[EXERCISE BRIEF]
Your answer must be an exact copy of the records below, minus any images.

[MATERIAL FOR THIS TASK]
+===+
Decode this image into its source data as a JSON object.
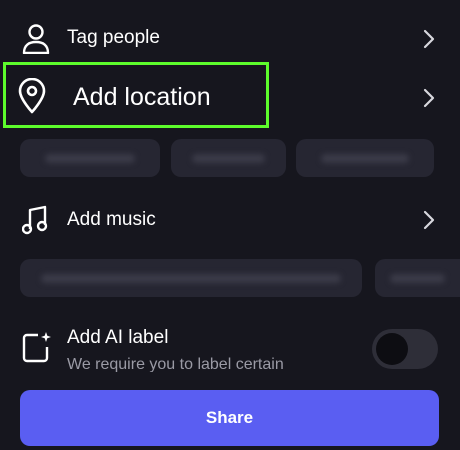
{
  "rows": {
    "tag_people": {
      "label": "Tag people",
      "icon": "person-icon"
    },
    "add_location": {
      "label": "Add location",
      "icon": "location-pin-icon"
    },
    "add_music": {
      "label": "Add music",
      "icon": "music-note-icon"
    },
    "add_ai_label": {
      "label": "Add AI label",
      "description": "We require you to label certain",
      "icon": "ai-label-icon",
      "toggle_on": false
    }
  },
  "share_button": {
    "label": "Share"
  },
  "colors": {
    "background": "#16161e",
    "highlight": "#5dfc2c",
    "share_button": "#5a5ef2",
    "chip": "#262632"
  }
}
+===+
[THE ANSWER]
Decode this image into its source data as a JSON object.
{
  "rows": {
    "tag_people": {
      "label": "Tag people",
      "icon": "person-icon"
    },
    "add_location": {
      "label": "Add location",
      "icon": "location-pin-icon"
    },
    "add_music": {
      "label": "Add music",
      "icon": "music-note-icon"
    },
    "add_ai_label": {
      "label": "Add AI label",
      "description": "We require you to label certain",
      "icon": "ai-label-icon",
      "toggle_on": false
    }
  },
  "share_button": {
    "label": "Share"
  },
  "colors": {
    "background": "#16161e",
    "highlight": "#5dfc2c",
    "share_button": "#5a5ef2",
    "chip": "#262632"
  }
}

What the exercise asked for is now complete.